Repeat the data exactly as given below, dropping every picture.

═════ Data records ═════

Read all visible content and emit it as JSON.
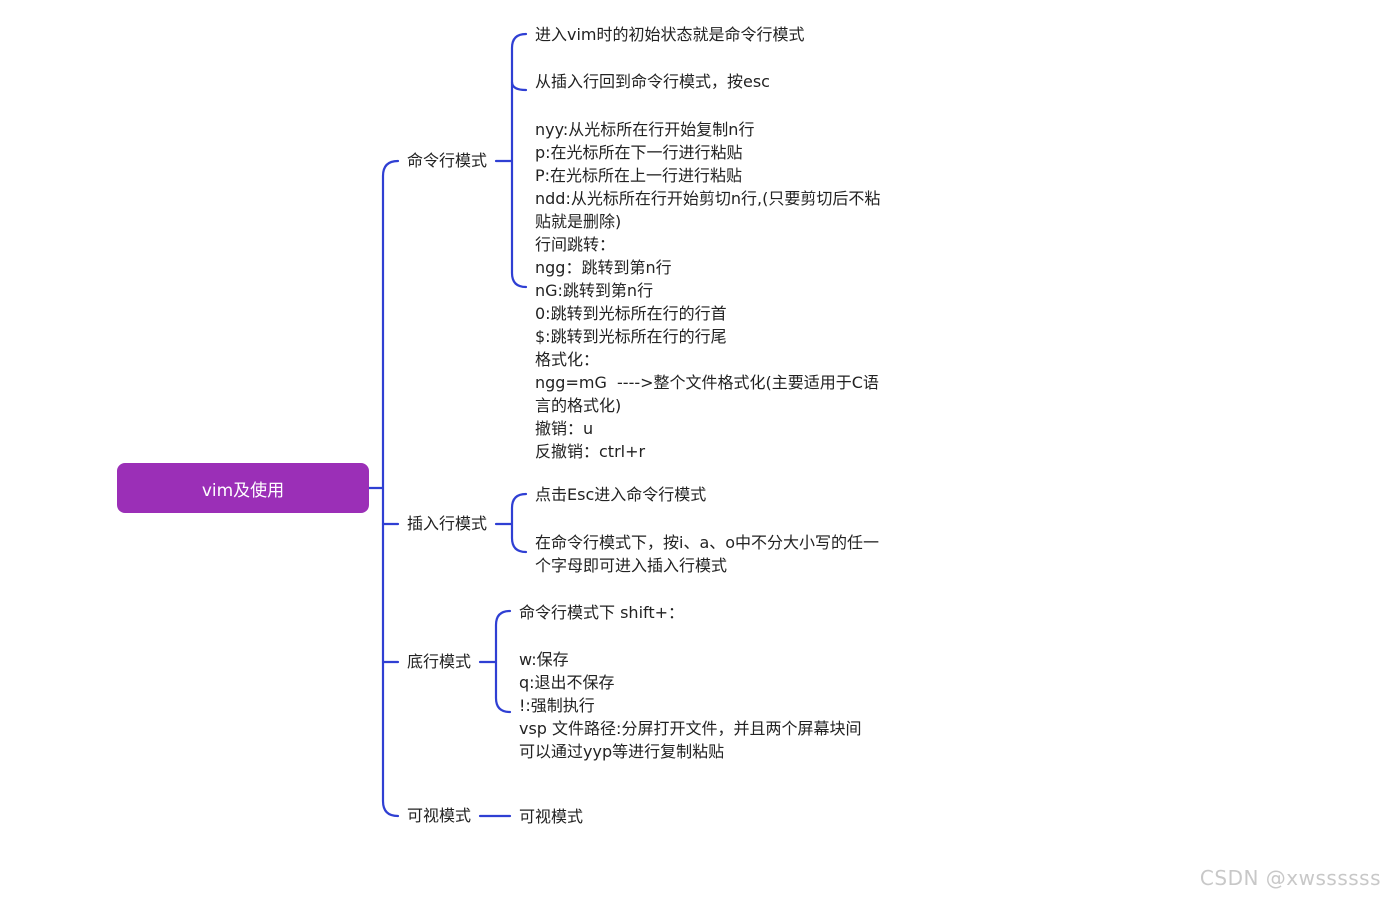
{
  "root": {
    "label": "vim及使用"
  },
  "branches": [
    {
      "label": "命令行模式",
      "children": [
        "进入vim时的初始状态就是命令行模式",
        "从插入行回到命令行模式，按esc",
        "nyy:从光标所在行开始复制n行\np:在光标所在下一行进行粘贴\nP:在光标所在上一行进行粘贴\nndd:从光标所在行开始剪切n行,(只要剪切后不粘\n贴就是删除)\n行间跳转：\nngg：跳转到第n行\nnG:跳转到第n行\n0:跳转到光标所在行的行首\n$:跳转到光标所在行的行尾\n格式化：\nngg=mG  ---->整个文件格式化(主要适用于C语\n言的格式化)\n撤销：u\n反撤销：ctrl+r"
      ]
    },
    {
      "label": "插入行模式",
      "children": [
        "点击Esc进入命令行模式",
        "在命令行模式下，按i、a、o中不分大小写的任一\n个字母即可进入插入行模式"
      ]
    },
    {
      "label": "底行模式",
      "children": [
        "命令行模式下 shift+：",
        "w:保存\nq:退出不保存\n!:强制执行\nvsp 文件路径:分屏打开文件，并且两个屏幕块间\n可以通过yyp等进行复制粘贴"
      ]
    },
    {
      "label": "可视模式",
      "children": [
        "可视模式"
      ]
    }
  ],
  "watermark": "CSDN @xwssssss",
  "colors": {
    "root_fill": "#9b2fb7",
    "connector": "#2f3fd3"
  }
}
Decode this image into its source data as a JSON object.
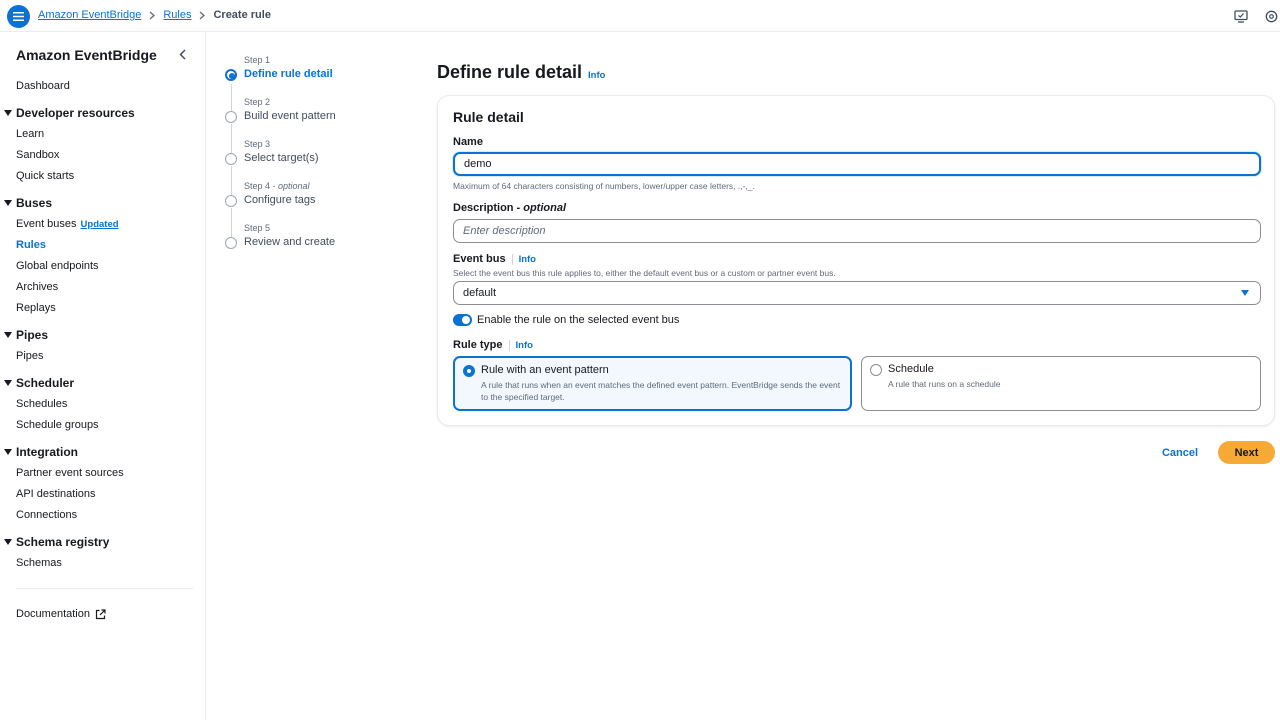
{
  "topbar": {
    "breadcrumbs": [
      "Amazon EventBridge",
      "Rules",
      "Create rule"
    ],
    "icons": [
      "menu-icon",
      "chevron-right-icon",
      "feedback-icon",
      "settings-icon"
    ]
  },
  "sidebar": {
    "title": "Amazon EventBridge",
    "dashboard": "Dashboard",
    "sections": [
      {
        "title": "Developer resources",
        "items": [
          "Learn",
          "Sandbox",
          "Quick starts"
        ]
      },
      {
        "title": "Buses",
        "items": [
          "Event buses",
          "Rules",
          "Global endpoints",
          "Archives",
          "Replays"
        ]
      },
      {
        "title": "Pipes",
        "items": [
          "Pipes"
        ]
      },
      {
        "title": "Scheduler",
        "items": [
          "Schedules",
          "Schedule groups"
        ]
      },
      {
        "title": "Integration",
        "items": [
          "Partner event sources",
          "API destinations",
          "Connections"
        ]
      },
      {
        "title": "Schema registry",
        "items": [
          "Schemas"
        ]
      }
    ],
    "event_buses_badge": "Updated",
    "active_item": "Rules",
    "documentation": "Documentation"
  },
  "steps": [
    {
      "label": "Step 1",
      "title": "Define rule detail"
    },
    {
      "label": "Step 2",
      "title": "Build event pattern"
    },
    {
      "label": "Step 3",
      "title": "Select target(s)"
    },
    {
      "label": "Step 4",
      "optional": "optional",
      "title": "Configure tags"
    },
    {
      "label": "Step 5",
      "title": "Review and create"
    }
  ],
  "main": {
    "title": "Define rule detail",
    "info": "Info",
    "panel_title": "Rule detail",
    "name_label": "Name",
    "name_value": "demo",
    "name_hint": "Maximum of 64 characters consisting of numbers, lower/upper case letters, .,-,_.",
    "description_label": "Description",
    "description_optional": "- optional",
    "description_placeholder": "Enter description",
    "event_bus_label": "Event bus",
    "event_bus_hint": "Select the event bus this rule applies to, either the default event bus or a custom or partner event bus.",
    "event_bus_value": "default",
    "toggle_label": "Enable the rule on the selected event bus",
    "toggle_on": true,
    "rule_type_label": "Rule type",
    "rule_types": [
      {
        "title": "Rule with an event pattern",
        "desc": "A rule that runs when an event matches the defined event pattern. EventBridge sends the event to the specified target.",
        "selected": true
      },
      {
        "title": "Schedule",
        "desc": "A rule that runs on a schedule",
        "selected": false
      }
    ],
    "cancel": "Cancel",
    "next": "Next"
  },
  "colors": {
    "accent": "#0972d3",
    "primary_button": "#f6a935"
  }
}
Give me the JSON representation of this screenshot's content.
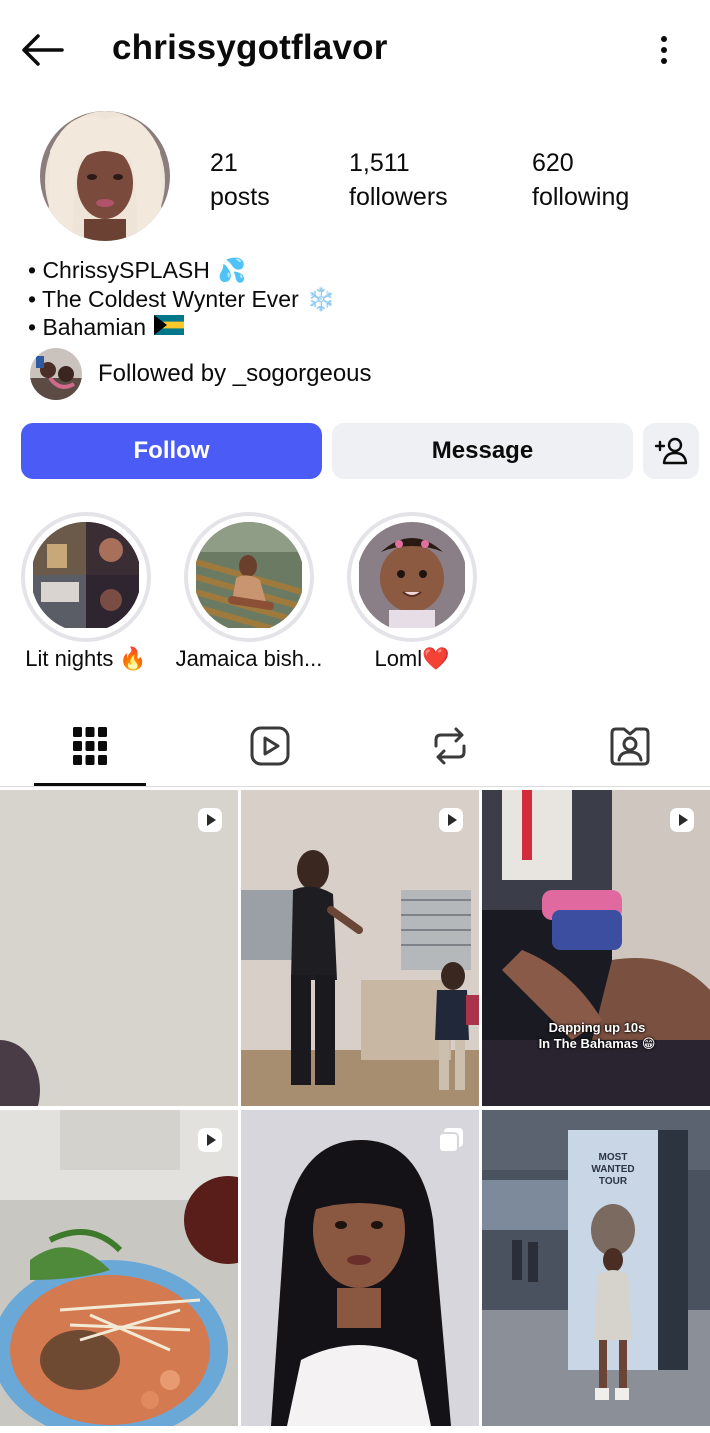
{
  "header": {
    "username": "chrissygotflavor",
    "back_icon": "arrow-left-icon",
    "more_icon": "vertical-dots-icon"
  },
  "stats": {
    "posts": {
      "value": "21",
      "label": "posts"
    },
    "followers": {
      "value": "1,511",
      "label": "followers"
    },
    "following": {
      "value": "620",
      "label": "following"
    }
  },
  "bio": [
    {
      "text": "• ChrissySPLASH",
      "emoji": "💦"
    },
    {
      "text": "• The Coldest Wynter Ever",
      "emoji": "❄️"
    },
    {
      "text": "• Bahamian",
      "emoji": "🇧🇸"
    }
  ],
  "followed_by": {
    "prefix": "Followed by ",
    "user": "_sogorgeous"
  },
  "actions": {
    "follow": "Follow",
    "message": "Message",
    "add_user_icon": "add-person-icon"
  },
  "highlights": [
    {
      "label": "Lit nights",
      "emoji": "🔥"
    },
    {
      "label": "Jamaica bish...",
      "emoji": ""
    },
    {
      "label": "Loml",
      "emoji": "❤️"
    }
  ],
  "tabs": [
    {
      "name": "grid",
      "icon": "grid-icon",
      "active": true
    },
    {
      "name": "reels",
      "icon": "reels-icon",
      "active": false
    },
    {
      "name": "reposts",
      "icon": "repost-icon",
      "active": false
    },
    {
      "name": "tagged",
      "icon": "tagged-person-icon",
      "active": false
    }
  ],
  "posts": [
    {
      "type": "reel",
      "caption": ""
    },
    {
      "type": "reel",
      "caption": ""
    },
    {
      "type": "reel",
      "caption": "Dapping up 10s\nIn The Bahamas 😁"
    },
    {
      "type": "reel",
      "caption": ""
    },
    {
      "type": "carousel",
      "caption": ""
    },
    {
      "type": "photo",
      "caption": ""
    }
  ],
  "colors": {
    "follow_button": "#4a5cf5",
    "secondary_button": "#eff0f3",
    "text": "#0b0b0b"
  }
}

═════

* [Response area]:
Read all visible content and emit it as JSON.
{
  "root": {
    "label": "vim及使用"
  },
  "branches": [
    {
      "label": "命令行模式",
      "children": [
        "进入vim时的初始状态就是命令行模式",
        "从插入行回到命令行模式，按esc",
        "nyy:从光标所在行开始复制n行\np:在光标所在下一行进行粘贴\nP:在光标所在上一行进行粘贴\nndd:从光标所在行开始剪切n行,(只要剪切后不粘\n贴就是删除)\n行间跳转：\nngg：跳转到第n行\nnG:跳转到第n行\n0:跳转到光标所在行的行首\n$:跳转到光标所在行的行尾\n格式化：\nngg=mG  ---->整个文件格式化(主要适用于C语\n言的格式化)\n撤销：u\n反撤销：ctrl+r"
      ]
    },
    {
      "label": "插入行模式",
      "children": [
        "点击Esc进入命令行模式",
        "在命令行模式下，按i、a、o中不分大小写的任一\n个字母即可进入插入行模式"
      ]
    },
    {
      "label": "底行模式",
      "children": [
        "命令行模式下 shift+：",
        "w:保存\nq:退出不保存\n!:强制执行\nvsp 文件路径:分屏打开文件，并且两个屏幕块间\n可以通过yyp等进行复制粘贴"
      ]
    },
    {
      "label": "可视模式",
      "children": [
        "可视模式"
      ]
    }
  ],
  "watermark": "CSDN @xwssssss",
  "colors": {
    "root_fill": "#9b2fb7",
    "connector": "#2f3fd3"
  }
}
Decode this image into its source data as a JSON object.
{
  "topbar": {
    "breadcrumbs": [
      "Amazon EventBridge",
      "Rules",
      "Create rule"
    ],
    "icons": [
      "menu-icon",
      "chevron-right-icon",
      "feedback-icon",
      "settings-icon"
    ]
  },
  "sidebar": {
    "title": "Amazon EventBridge",
    "dashboard": "Dashboard",
    "sections": [
      {
        "title": "Developer resources",
        "items": [
          "Learn",
          "Sandbox",
          "Quick starts"
        ]
      },
      {
        "title": "Buses",
        "items": [
          "Event buses",
          "Rules",
          "Global endpoints",
          "Archives",
          "Replays"
        ]
      },
      {
        "title": "Pipes",
        "items": [
          "Pipes"
        ]
      },
      {
        "title": "Scheduler",
        "items": [
          "Schedules",
          "Schedule groups"
        ]
      },
      {
        "title": "Integration",
        "items": [
          "Partner event sources",
          "API destinations",
          "Connections"
        ]
      },
      {
        "title": "Schema registry",
        "items": [
          "Schemas"
        ]
      }
    ],
    "event_buses_badge": "Updated",
    "active_item": "Rules",
    "documentation": "Documentation"
  },
  "steps": [
    {
      "label": "Step 1",
      "title": "Define rule detail"
    },
    {
      "label": "Step 2",
      "title": "Build event pattern"
    },
    {
      "label": "Step 3",
      "title": "Select target(s)"
    },
    {
      "label": "Step 4",
      "optional": "optional",
      "title": "Configure tags"
    },
    {
      "label": "Step 5",
      "title": "Review and create"
    }
  ],
  "main": {
    "title": "Define rule detail",
    "info": "Info",
    "panel_title": "Rule detail",
    "name_label": "Name",
    "name_value": "demo",
    "name_hint": "Maximum of 64 characters consisting of numbers, lower/upper case letters, .,-,_.",
    "description_label": "Description",
    "description_optional": "- optional",
    "description_placeholder": "Enter description",
    "event_bus_label": "Event bus",
    "event_bus_hint": "Select the event bus this rule applies to, either the default event bus or a custom or partner event bus.",
    "event_bus_value": "default",
    "toggle_label": "Enable the rule on the selected event bus",
    "toggle_on": true,
    "rule_type_label": "Rule type",
    "rule_types": [
      {
        "title": "Rule with an event pattern",
        "desc": "A rule that runs when an event matches the defined event pattern. EventBridge sends the event to the specified target.",
        "selected": true
      },
      {
        "title": "Schedule",
        "desc": "A rule that runs on a schedule",
        "selected": false
      }
    ],
    "cancel": "Cancel",
    "next": "Next"
  },
  "colors": {
    "accent": "#0972d3",
    "primary_button": "#f6a935"
  }
}
Give me the JSON representation of this screenshot's content.
{
  "header": {
    "username": "chrissygotflavor",
    "back_icon": "arrow-left-icon",
    "more_icon": "vertical-dots-icon"
  },
  "stats": {
    "posts": {
      "value": "21",
      "label": "posts"
    },
    "followers": {
      "value": "1,511",
      "label": "followers"
    },
    "following": {
      "value": "620",
      "label": "following"
    }
  },
  "bio": [
    {
      "text": "• ChrissySPLASH",
      "emoji": "💦"
    },
    {
      "text": "• The Coldest Wynter Ever",
      "emoji": "❄️"
    },
    {
      "text": "• Bahamian",
      "emoji": "🇧🇸"
    }
  ],
  "followed_by": {
    "prefix": "Followed by ",
    "user": "_sogorgeous"
  },
  "actions": {
    "follow": "Follow",
    "message": "Message",
    "add_user_icon": "add-person-icon"
  },
  "highlights": [
    {
      "label": "Lit nights",
      "emoji": "🔥"
    },
    {
      "label": "Jamaica bish...",
      "emoji": ""
    },
    {
      "label": "Loml",
      "emoji": "❤️"
    }
  ],
  "tabs": [
    {
      "name": "grid",
      "icon": "grid-icon",
      "active": true
    },
    {
      "name": "reels",
      "icon": "reels-icon",
      "active": false
    },
    {
      "name": "reposts",
      "icon": "repost-icon",
      "active": false
    },
    {
      "name": "tagged",
      "icon": "tagged-person-icon",
      "active": false
    }
  ],
  "posts": [
    {
      "type": "reel",
      "caption": ""
    },
    {
      "type": "reel",
      "caption": ""
    },
    {
      "type": "reel",
      "caption": "Dapping up 10s\nIn The Bahamas 😁"
    },
    {
      "type": "reel",
      "caption": ""
    },
    {
      "type": "carousel",
      "caption": ""
    },
    {
      "type": "photo",
      "caption": ""
    }
  ],
  "colors": {
    "follow_button": "#4a5cf5",
    "secondary_button": "#eff0f3",
    "text": "#0b0b0b"
  }
}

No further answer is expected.